RECORD EXCERPTS:
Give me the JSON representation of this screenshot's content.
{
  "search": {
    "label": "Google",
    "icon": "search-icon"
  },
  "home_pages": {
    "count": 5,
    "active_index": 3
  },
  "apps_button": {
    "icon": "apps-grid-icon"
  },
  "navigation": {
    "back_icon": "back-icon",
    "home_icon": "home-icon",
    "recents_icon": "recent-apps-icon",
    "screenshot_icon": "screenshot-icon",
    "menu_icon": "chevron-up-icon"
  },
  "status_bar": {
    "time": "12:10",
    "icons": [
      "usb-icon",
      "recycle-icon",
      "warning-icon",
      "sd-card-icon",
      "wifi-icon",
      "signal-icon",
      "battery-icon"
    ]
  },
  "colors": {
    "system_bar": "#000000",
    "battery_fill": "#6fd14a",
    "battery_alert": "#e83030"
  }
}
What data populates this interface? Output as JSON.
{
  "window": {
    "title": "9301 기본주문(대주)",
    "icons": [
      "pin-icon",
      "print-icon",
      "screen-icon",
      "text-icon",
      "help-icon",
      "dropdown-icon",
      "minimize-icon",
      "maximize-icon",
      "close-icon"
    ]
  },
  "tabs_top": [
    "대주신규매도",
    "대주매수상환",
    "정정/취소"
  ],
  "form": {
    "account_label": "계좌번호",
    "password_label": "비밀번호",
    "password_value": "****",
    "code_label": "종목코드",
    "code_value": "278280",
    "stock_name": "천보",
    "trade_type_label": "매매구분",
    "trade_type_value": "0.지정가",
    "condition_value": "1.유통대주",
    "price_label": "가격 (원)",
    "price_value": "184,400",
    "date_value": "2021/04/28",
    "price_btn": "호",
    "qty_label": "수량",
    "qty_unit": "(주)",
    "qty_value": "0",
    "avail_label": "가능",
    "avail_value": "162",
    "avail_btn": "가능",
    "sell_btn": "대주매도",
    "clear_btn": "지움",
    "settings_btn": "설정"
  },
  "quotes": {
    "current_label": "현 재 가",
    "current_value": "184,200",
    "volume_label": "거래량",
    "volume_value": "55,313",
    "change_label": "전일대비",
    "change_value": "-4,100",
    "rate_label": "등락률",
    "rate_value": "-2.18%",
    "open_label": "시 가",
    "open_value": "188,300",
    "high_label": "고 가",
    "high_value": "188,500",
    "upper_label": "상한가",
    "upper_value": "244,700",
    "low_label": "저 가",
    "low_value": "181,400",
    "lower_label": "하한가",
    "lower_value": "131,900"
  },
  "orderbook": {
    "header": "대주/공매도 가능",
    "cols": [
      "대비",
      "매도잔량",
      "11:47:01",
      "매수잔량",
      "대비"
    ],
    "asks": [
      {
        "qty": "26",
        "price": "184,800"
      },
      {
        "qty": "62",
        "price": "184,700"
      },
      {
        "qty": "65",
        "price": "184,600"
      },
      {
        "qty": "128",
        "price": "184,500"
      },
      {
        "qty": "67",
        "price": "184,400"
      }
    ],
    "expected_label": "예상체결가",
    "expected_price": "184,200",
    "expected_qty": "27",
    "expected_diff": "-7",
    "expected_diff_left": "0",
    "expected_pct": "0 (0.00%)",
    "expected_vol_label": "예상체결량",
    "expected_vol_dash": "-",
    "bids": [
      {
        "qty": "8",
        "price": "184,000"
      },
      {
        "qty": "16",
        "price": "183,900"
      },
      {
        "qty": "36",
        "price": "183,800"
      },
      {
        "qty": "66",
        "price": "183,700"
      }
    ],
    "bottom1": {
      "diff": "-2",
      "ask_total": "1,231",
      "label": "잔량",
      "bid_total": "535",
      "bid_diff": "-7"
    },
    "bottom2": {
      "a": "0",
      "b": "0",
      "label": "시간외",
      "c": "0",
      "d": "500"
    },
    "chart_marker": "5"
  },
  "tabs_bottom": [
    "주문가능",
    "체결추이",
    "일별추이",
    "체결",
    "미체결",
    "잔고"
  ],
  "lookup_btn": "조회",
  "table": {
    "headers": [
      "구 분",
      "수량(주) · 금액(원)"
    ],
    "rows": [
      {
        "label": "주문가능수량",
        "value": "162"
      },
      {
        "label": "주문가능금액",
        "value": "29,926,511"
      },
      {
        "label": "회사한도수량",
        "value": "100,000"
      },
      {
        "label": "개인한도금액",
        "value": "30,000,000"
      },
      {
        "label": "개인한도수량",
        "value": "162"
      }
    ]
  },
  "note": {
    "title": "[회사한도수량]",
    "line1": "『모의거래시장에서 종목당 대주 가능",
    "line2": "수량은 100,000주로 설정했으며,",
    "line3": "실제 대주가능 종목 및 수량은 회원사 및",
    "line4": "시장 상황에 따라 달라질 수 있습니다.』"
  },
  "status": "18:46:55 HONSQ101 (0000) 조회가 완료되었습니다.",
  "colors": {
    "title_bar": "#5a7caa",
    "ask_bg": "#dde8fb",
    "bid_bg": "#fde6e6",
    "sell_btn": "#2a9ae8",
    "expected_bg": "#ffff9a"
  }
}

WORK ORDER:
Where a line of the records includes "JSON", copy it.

RESPONSE TO THIS TASK:
Give me the JSON representation of this screenshot's content.
What data populates this interface? Output as JSON.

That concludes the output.